Fundamentally, Maddow added, "the American democratic experiment is that a country that is made up of all different kinds of people, from all over the place, all get an equal say" — and outside of these far right corners, "it's hard to argue we don't want American democracy anymore."
"Democracy is uncomfortable because we don't like everybody having a say," said Maddow. "We prefer that just we have a say. It's easier to say, our country has been hijacked by demonic forces and shady people behind the scenes that you can't see. That always lends itself to anti-Semitism, or toward whatever kind of cabal you want to imagine. But at its core, it's just something you hide behind when what you don't want is to participate as an equal citizen with others who are different than you in a group decision-making process. You don't get to be in charge. You just get to be a citizen among many. For people who don't want that, the idea is where they often first go."

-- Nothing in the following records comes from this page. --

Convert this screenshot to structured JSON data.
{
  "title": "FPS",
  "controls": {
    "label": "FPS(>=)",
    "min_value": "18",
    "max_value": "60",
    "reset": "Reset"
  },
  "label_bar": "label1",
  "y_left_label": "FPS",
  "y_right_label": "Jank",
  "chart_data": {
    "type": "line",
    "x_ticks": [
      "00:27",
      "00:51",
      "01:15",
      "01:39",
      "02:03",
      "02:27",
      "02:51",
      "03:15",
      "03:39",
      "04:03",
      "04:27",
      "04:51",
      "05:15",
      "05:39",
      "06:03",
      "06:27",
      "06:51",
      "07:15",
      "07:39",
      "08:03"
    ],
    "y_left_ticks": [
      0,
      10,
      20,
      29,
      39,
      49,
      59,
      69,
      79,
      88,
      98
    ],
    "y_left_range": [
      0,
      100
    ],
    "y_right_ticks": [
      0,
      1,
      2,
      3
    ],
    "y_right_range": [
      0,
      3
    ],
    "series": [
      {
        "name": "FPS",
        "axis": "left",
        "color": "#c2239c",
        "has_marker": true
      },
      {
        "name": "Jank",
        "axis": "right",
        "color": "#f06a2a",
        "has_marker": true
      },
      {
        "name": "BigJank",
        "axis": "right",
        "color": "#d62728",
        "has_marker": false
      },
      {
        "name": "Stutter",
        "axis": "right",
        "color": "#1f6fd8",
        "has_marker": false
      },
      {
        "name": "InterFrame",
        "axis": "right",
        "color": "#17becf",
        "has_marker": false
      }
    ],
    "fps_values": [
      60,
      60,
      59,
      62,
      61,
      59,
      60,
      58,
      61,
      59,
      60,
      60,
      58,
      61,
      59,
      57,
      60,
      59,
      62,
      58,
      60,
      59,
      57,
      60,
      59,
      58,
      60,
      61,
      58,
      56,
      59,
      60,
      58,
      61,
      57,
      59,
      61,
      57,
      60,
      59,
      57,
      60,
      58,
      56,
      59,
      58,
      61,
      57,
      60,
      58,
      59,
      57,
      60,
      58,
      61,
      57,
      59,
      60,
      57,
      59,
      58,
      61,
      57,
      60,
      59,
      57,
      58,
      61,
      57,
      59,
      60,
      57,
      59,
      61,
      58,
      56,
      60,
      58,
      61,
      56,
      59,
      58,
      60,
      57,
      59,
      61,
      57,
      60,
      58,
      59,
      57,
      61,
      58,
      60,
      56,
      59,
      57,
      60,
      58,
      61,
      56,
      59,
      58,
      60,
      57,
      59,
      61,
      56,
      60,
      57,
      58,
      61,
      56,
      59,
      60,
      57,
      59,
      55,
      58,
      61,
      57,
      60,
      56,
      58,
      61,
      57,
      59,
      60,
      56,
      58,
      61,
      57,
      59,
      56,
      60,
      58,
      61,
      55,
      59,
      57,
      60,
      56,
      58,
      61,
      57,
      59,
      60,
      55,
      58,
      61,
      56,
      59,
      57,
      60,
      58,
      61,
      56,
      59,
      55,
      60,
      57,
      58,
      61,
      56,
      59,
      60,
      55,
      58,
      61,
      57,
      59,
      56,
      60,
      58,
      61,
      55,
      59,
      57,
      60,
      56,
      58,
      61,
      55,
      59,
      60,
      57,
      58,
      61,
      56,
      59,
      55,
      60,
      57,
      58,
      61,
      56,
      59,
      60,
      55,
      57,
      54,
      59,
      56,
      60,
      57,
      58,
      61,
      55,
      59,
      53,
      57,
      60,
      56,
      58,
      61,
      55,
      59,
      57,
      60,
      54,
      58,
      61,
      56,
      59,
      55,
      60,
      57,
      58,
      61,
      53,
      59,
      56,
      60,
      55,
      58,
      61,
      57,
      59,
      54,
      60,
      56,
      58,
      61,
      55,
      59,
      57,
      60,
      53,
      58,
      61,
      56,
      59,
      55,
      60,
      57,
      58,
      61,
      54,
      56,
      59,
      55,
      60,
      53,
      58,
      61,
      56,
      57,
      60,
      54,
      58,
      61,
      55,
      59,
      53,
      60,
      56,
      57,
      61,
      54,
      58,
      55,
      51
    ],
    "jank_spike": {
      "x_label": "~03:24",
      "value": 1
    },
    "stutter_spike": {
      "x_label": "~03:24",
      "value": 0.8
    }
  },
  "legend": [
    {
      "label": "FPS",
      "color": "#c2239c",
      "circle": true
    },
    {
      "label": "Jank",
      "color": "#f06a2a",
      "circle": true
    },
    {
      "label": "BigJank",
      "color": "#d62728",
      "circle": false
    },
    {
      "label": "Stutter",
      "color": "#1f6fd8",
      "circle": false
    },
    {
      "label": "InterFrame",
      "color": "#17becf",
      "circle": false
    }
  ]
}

Joy Reid and Rachel Maddow on anti-Semitism www.youtube.com
'Moral coward' Republicans will stay silent about Trump — even as he's facing indictment: John Brennan
On Friday's edition of MSNBC's "Deadline: White House," former CIA Director John Brennan slammed the Republican Party as "moral cowards" for sticking by former President Donald Trump through all of his ugly behavior and scandals.
And all of that could put Republicans in a deep bind if Trump ends up indicted in the federal investigation of classified documents stashed at his Mar-a-Lago resort, he continued.
"Some of those items might have been benign, but what I'm worried about are those top-secret documents that are critically important to our national security," said Brennan. "And he seemed to treat all of these items with that callous disregard, believing that he had the ability and was entitled to keep them in whatever manner he wanted. And so again, I think this just underscores just how irresponsible and reckless he was throughout his presidency. This has come to light, but just imagine some of the stories that some of those advisers could tell should they want to about what he actually did with this nation's secrets."
"Do you think we'll ever find out?" asked anchor Nicolle Wallace.
"I don't think we'll find out everything, but I'm hoping that there's going to be accountability for what I do believe is criminal responsibility on Donald Trump's part," said Brennan. "And I'm still shocked that today, there's any American that supports him or has even the slightest bit of respect for him. But if he is going to be indicted and going to be convicted, I think it will make it much more difficult for a lot of these Republicans in Congress, these moral cowards, who continue to not talk about him in real terms, in terms of what he has done to this country."
"So, again, if we can — if the courts are going to find him guilty of this criminal behavior, I think it will block his path to the presidency once again," Brennan added. "But I think it will clearly expose just how irresponsible, reckless he was when he was at the White House."
John Brennan calls Republicans "moral cowards" www.youtube.com